Over 100 people from London’s health and care and the wider London HIV community joined us on 13 July 2018 to help shape plans for London’s Fast Track Cities Initiative (FTCI). The aims are to have zero new HIV infections, zero preventable AIDS-related deaths and zero HIV stigma, as well an improving the quality of life for people living with HIV in London by 2030.
Throughout the day, participants made pledges for how they would play a part and were given an opportunity to comment on the London FTCI dashboard which was launched at the event.
Highlights from the day…
Kevin Fenton (London Borough of Southwark and PHE) chaired proceedings, beginning by inviting everyone to reflect on two constructive challenges.
Bakita Kasadha (an independent consultant) challenged London to make sure that involving people living with or at risk of HIV was really meaningful.

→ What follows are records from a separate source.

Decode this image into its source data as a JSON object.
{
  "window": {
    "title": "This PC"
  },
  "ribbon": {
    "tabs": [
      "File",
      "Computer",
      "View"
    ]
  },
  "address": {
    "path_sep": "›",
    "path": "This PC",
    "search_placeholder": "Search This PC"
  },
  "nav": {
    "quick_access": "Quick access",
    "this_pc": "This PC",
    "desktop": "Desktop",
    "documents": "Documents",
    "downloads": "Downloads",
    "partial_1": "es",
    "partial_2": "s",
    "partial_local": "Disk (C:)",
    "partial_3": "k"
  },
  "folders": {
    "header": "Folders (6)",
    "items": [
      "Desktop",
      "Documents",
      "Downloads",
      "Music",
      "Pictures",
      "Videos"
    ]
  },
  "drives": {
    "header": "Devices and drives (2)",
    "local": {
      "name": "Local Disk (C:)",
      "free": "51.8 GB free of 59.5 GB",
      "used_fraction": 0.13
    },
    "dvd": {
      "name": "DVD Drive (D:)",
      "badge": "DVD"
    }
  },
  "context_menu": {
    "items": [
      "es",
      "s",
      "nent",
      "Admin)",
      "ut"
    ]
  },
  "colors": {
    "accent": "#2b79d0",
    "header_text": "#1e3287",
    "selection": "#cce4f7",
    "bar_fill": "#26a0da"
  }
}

The FTCI must learn from real-life experiences of services and their uses – both good and bad. Its aims should be framed so that they reflect what people need and want. The initiative must ensure that London does not rest on its laurels of already significant progress, but goes further in exceeding the UNAIDS 90-90-90 targets and, in particular, focuses on the diverse and specific needs of the people who are undiagnosed or not engaged with services.
Chris Naylor (the King’s Fund) challenged London to learn from other cities. The King’s Fund report The role of cities in improving population health gives food for thought about what it looks like when different organisations and work programmes function as one city-wide system, and how the process of collaboration can be managed.
Bella Grant (Pathway Analytics) introduced an ongoing project to map out the assets that London can draw on to make more progress on HIV prevention, treatment and care, and to identify where there are gaps. Participants worked together to generate extensive lists of assets, gaps, and the best ways to access further information about them. Themes in the discussion included:
- variations in the range and quality of services by area
- the need to ensure there are suitable services for all those affected by HIV including women, heterosexual people and BAME communities
- the need to go further in joining up fragmented services (especially between GPs, HIV clinics and other hospital services)
- planning for the needs of older people living with HIV.
Alex Baylis (The King’s Fund) asked participants to propose priorities for the FTCI’s action plan, and how it involves people and organisations in its approach. Proposals for priorities and the full range of suggestions will be reviewed further by the FTCI kickstart. Themes in the discussion included:
- ways FTCI could be a catalyst for action, including promoting approaches to both service provision and commissioning which go across boroughs and reduce fragmentation
- ensuring that HIV services receive priority
- the need to drill down and fully understand the diverse needs of different groups, so that they can be fully involved in the FTCI and engaged in care
- the need to spread learning of effective approaches, for example in shared care across GP and specialist health services.
Jemma Gilbert (Healthy London Partnership) described the leadership group that is being set up to lead and oversee the FTCI, and how it fits into a governance structure reporting up to the Mayor of London’s Health Board. Healthy London Partnership will be publishing an invitation to apply to be a member of the leadership group. The FTCI’s approach is one of dispersed leadership and co-production, so membership of its leadership group will be just one of the many ways get involved.
As the workshop drew towards a close, Kevin Fenton thanked participants and speakers, and invited reflections on key messages – the most frequent of which was the need for the FTCI to foster more integrated approaches to HIV services and commissioning, which are currently fragmented. The workshop ended with two closing reflections:
Jose Zuniga (IAPAC) was optimistic that London’s FTCI could make real progress towards zero new cases of HIV, zero AIDS-related deaths and zero stigma. As well as the city’s achievements in having exceeded current targets even while simultaneously managing fragmentation of the system and austerity. He expected there to be learning from London for other cities and announced that IAPAC will hold its international Fast Track Cities conference in London in 2019.
Jane Anderson (IAPAC) gave a reminder that although signing up to the FTCI was a big step forward for London, signing up by itself is not enough: meaningful inclusivity would now be needed, to coordinate and encourage action. The emphasis on dispersed leadership meant that everyone would be asked to take responsibility for leading progress, not just the leadership group, while the nature of the FTCI as a coordinating rather than commissioning group (there is no automatic, additional budget) meant it would need to share insight and learning and promote the use of all available levers.